Stories
Slash Boxes
Comments
NOTE: use Perl; is on undef hiatus. You can read content, but you can't post it. More info will be forthcoming forthcomingly.

All the Perl that's Practical to Extract and Report

use Perl Log In

Log In

[ Create a new account ]

Ovid (2709)

Ovid
  (email not shown publicly)
http://publius-ovidius.livejournal.com/
AOL IM: ovidperl (Add Buddy, Send Message)

Stuff with the Perl Foundation. A couple of patches in the Perl core. A few CPAN modules. That about sums it up.

Journal of Ovid (2709)

Tuesday July 20, 2004
12:15 PM

Oh! Pair Problems

[ #19955 ]

You may remember my previous post about pair problems and my pointing out how we've stopped much of our pairing and our bug rate hasn't gone up.

Let's just pretend I never said any of that. Regrettably, our bugs have evolved and have learned to crawl deeper underground and are more difficult to root out. Superficially it looked like we were getting more work done and, initially, I think we were. Somewhere along the way, though, things started breaking down and in the space of only two weeks the programmers have requested that we slow down and go back to pairing and management has agreed. Despite the agreement, we're not pairing and the workload doesn't seem much slower, but we're still struggling to find the best way to get work done which satisfies everyone. It's clear that we're still turning out a lot of work, but failure to spread business knowledge has been what's really biting us -- hence the bugs.

I suspect that management is either going to have to babysit us through this period (which I doubt they will) or we programmers will have to find a way to work it out amongst ourselves.

The Fine Print: The following comments are owned by whoever posted them. We are not responsible for them in any way.
 Full
 Abbreviated
 Hidden
More | Login | Reply
Loading... please wait.
  • Let's just pretend I never said any of that

    I have to admit that I snickered slightly when I read that. Sorry :-)

    Despite the agreement, we're not pairing and the workload doesn't seem much slower

    I've found that moving to shorter iterations for a bit can sometimes help with this. It forces you to make the stories smaller, which means that people get to work on more stories in the same period of time. The more different stories you get to work on, the more domain knowledge you need to cover, so you h

    • We have one-week iterations. We've wanted longer ones, but I think that shorter iterations have been a benefit when we get a bit sloppy.

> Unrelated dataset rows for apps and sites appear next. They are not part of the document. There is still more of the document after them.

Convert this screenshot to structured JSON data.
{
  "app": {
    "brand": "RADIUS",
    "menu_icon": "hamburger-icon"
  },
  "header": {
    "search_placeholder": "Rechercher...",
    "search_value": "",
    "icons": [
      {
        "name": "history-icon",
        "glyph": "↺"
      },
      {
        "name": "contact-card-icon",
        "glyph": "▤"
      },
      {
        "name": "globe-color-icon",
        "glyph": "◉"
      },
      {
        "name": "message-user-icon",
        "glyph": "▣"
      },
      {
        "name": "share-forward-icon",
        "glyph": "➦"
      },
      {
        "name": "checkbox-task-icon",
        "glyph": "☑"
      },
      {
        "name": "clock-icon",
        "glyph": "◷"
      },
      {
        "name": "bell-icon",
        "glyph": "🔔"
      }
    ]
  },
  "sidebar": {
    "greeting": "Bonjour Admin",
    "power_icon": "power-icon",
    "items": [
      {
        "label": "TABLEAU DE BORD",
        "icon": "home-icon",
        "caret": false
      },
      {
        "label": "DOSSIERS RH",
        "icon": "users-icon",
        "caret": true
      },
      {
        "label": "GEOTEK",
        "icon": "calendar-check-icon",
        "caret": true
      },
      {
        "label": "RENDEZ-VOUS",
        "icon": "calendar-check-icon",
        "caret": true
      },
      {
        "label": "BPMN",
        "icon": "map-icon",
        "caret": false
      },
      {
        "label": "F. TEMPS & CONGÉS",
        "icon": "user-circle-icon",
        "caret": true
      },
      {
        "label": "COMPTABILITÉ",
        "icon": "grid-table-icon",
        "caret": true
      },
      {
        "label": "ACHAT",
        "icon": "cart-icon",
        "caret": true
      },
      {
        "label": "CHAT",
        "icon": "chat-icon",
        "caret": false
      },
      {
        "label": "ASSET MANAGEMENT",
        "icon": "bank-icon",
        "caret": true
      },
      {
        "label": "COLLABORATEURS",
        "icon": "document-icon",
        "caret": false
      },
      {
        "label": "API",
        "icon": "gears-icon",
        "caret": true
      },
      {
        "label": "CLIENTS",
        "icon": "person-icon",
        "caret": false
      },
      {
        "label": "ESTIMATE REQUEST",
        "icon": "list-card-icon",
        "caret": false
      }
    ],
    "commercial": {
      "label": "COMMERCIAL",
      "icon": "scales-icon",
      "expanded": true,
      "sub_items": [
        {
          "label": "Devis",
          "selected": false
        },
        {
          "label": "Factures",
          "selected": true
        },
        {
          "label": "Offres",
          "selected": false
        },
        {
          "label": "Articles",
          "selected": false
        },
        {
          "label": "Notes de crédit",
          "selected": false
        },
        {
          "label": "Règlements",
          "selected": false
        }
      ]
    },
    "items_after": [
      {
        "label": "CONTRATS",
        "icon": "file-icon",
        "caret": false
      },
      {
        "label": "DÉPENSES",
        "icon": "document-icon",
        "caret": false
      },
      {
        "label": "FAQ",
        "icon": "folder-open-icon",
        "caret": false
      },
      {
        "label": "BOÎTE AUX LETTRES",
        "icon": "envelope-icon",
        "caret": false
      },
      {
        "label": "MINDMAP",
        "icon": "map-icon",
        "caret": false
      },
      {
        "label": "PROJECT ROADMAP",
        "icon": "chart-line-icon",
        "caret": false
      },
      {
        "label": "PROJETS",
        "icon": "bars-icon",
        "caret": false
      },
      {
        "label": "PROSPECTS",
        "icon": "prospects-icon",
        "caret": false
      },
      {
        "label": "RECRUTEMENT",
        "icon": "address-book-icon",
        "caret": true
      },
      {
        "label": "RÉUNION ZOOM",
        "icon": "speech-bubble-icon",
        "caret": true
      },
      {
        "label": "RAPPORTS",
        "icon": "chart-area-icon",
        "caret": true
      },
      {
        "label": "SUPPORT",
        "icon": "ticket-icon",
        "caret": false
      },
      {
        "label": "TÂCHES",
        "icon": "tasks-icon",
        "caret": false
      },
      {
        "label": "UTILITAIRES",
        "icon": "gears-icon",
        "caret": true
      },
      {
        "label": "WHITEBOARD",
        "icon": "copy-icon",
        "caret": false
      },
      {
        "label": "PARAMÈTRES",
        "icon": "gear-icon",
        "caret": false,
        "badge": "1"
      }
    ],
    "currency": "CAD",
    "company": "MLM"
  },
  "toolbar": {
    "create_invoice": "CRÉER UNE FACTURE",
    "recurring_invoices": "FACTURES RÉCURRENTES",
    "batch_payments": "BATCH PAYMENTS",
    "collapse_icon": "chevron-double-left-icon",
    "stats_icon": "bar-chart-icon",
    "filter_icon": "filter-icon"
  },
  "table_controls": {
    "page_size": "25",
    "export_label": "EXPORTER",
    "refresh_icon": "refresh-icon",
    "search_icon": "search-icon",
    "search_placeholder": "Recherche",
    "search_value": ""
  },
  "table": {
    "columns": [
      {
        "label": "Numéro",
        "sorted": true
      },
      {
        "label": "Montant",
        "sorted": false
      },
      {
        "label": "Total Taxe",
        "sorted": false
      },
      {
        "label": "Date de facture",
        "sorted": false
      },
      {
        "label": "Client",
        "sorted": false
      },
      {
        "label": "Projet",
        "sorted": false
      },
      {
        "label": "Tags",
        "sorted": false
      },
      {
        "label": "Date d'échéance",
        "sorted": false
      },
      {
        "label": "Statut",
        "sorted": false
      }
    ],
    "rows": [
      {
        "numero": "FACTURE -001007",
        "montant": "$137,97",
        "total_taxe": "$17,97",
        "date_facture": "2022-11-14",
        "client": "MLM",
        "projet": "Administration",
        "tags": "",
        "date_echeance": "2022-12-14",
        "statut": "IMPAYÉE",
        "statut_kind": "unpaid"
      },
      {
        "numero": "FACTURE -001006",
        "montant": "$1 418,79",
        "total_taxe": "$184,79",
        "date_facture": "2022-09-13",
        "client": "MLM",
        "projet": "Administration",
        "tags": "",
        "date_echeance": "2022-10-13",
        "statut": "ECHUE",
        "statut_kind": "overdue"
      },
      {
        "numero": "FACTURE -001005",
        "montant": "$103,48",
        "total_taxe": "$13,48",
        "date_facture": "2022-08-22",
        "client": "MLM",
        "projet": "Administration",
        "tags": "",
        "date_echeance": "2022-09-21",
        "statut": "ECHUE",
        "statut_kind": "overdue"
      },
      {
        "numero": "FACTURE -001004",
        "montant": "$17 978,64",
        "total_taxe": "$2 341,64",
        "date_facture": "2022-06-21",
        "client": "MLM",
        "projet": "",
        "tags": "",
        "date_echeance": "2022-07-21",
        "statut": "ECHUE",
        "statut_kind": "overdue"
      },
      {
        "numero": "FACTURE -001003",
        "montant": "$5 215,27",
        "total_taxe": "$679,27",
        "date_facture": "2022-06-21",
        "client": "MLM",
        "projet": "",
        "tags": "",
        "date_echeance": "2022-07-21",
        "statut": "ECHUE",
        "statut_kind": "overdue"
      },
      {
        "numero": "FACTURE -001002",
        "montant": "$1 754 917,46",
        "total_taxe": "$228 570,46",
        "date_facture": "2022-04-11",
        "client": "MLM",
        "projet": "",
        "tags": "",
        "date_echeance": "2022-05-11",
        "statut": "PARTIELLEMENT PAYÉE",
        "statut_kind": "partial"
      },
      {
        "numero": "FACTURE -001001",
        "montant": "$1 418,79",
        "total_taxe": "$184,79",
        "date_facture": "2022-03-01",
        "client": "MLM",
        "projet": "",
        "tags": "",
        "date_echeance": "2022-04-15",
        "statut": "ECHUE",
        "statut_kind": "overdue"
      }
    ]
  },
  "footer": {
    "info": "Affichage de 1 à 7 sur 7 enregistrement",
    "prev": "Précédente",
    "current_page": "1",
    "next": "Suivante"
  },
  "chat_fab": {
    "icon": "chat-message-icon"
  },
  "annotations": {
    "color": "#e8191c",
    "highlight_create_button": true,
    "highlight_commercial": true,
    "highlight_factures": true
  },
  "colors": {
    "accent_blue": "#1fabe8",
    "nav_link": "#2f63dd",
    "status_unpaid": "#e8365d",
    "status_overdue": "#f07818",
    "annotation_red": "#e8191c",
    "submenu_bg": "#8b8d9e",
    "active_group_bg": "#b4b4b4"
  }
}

      • We have one-week iterations.

        Scratch that advice to try shorter iterations then :-)

        We've wanted longer ones, but I think that shorter iterations have been a benefit when we get a bit sloppy.

        That's been pretty much my experience. Longer iterations work well if things are going okay, and moving to shorter ones helps when there are problems.

  • If there's any sort of quantitative incentive for knocking off bugs--even if it's indirect incentive such as bragging rights--the easy bugs will go first, and the harder ones will tend to get avoided until they're unavoidable.

    Have you tried treating bugs like any other story? Let your customer (or customer proxy) prioritize them and decide which go into the mix for an iteration. This has the benefit of keeping a single set of priorities, and helps avoid cherry picking on small problems, or playing hot p

    • It also lets you put the time spent fixing bugs into the "how's our estimating?" feedback loop./p.

    • We do treat bugs like other tasks. The only major exception is bugs that affect the availability of our site or our data inputs/feeds. Those are almost always "drop everything and fix them now." Our data is what we get paid for (the Web site is a free bonus to many of our customers) so we can't afford to drop the ball there.